(INFORMATION SHOWN Opens)
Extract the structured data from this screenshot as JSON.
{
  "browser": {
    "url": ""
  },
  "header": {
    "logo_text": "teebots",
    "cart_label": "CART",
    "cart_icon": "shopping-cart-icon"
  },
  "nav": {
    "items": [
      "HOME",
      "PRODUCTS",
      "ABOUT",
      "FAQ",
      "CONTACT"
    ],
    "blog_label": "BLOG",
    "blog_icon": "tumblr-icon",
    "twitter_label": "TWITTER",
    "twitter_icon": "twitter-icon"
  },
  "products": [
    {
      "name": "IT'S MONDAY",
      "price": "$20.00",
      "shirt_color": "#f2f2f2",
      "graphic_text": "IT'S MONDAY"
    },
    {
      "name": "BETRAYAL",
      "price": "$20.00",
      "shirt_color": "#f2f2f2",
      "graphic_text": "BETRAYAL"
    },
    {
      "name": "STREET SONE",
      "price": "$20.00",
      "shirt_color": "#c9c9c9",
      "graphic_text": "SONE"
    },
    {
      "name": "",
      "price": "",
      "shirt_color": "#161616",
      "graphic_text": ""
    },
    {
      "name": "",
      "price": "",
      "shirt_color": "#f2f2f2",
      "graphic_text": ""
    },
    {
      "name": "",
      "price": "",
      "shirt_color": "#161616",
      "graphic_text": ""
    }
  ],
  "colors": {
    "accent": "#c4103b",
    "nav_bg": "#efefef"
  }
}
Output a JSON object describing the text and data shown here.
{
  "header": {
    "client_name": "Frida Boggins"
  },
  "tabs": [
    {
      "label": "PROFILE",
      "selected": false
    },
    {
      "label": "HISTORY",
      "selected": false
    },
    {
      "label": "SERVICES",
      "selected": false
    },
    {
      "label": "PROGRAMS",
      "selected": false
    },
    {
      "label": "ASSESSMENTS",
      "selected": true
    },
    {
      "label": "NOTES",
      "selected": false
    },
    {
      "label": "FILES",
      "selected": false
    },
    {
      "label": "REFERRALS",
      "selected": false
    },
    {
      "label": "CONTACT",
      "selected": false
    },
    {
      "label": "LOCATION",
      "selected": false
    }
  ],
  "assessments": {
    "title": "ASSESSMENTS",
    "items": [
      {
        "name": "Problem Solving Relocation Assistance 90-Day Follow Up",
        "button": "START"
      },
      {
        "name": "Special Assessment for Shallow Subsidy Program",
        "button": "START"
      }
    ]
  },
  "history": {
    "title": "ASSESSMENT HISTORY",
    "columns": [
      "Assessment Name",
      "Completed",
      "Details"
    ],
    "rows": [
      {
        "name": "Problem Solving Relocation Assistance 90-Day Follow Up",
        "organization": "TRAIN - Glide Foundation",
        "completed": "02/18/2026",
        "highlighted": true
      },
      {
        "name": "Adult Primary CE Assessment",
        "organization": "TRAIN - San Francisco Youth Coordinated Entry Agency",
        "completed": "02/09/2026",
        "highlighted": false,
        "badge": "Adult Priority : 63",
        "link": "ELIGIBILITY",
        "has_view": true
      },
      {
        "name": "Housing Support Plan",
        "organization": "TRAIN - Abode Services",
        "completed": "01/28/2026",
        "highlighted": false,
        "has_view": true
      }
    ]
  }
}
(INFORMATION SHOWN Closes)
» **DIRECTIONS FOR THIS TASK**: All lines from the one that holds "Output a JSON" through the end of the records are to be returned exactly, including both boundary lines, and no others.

» **WRITTEN REPLY**:
Output a JSON object describing the text and data shown here.
{
  "header": {
    "client_name": "Frida Boggins"
  },
  "tabs": [
    {
      "label": "PROFILE",
      "selected": false
    },
    {
      "label": "HISTORY",
      "selected": false
    },
    {
      "label": "SERVICES",
      "selected": false
    },
    {
      "label": "PROGRAMS",
      "selected": false
    },
    {
      "label": "ASSESSMENTS",
      "selected": true
    },
    {
      "label": "NOTES",
      "selected": false
    },
    {
      "label": "FILES",
      "selected": false
    },
    {
      "label": "REFERRALS",
      "selected": false
    },
    {
      "label": "CONTACT",
      "selected": false
    },
    {
      "label": "LOCATION",
      "selected": false
    }
  ],
  "assessments": {
    "title": "ASSESSMENTS",
    "items": [
      {
        "name": "Problem Solving Relocation Assistance 90-Day Follow Up",
        "button": "START"
      },
      {
        "name": "Special Assessment for Shallow Subsidy Program",
        "button": "START"
      }
    ]
  },
  "history": {
    "title": "ASSESSMENT HISTORY",
    "columns": [
      "Assessment Name",
      "Completed",
      "Details"
    ],
    "rows": [
      {
        "name": "Problem Solving Relocation Assistance 90-Day Follow Up",
        "organization": "TRAIN - Glide Foundation",
        "completed": "02/18/2026",
        "highlighted": true
      },
      {
        "name": "Adult Primary CE Assessment",
        "organization": "TRAIN - San Francisco Youth Coordinated Entry Agency",
        "completed": "02/09/2026",
        "highlighted": false,
        "badge": "Adult Priority : 63",
        "link": "ELIGIBILITY",
        "has_view": true
      },
      {
        "name": "Housing Support Plan",
        "organization": "TRAIN - Abode Services",
        "completed": "01/28/2026",
        "highlighted": false,
        "has_view": true
      }
    ]
  }
}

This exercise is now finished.